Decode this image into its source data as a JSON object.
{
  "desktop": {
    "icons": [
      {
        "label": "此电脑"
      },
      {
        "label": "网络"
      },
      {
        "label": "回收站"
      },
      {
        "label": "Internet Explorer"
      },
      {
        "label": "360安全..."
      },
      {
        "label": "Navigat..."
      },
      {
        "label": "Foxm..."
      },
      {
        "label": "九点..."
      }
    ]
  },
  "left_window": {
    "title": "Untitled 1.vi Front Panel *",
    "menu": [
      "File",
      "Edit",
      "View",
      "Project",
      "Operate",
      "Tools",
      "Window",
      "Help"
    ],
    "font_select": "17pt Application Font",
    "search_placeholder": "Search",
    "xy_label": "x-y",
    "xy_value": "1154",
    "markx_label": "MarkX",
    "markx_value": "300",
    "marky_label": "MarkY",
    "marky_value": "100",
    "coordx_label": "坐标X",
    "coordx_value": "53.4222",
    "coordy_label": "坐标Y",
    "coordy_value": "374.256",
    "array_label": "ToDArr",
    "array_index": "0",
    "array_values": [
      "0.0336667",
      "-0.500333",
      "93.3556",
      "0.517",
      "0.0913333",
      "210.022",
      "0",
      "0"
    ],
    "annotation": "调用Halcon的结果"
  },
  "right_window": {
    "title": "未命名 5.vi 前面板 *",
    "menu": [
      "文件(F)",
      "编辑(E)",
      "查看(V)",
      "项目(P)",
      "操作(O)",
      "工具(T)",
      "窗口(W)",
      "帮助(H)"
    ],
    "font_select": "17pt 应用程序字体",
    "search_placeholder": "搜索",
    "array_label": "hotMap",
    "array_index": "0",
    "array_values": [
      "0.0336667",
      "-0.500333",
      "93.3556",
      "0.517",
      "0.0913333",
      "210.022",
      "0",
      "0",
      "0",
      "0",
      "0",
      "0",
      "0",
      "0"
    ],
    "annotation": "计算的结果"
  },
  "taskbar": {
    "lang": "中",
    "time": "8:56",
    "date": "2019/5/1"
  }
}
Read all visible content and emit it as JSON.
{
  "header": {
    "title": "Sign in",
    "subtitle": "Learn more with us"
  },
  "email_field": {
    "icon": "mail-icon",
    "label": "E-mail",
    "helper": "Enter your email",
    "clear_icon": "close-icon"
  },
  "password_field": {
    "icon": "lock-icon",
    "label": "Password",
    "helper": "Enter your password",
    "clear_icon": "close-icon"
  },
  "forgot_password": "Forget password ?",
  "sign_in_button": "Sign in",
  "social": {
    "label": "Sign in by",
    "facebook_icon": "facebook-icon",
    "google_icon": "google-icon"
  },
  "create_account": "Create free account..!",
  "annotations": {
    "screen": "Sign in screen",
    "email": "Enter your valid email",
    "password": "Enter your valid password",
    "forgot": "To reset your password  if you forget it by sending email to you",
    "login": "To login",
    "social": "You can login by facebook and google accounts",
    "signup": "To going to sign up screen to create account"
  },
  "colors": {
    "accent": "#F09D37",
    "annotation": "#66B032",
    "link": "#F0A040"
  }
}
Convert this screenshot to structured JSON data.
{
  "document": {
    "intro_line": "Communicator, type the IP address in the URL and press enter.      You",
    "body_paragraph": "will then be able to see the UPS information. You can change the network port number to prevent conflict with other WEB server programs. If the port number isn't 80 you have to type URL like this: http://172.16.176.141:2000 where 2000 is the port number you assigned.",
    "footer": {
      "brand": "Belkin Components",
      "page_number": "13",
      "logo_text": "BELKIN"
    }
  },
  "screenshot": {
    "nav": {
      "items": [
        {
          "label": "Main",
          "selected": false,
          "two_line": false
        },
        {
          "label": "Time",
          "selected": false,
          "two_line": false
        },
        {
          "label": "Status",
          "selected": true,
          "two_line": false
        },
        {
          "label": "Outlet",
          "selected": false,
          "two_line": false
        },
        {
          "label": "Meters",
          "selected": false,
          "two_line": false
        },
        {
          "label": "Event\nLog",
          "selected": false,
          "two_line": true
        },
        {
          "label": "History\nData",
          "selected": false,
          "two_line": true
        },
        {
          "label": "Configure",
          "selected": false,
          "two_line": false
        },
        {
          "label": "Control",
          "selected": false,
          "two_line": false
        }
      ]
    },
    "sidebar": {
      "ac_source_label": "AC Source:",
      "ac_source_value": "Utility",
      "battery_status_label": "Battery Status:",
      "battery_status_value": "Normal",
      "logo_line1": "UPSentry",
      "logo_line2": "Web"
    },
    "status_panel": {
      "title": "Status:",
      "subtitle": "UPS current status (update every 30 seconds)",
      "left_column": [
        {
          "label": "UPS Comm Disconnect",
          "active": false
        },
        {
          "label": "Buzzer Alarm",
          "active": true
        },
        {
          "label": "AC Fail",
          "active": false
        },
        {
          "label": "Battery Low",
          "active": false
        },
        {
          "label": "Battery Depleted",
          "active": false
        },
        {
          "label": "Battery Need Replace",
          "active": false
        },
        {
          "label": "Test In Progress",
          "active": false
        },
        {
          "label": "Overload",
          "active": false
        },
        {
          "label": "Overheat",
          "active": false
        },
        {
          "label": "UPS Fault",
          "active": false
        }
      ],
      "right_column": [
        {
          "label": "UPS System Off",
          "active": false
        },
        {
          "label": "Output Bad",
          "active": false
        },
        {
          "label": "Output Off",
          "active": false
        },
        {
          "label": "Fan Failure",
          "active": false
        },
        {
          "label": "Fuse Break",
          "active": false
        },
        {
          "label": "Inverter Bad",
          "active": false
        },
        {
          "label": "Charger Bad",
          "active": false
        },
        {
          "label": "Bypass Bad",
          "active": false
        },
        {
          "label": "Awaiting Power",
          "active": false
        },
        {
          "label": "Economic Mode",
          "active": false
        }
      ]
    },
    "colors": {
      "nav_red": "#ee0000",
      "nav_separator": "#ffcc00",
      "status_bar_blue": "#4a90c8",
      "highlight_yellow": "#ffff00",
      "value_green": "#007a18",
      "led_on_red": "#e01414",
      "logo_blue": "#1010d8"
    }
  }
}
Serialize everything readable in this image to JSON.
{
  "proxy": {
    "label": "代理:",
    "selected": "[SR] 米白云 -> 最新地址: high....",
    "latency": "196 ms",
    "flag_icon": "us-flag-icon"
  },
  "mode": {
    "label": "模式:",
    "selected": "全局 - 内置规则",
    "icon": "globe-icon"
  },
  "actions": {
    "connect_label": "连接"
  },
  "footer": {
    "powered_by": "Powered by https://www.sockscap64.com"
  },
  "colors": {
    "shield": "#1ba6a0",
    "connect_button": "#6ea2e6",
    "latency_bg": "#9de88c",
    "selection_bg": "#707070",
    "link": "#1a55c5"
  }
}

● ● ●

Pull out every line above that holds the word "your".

    "helper": "Enter your email",
    "helper": "Enter your password",
    "email": "Enter your valid email",
    "password": "Enter your valid password",
    "forgot": "To reset your password  if you forget it by sending email to you",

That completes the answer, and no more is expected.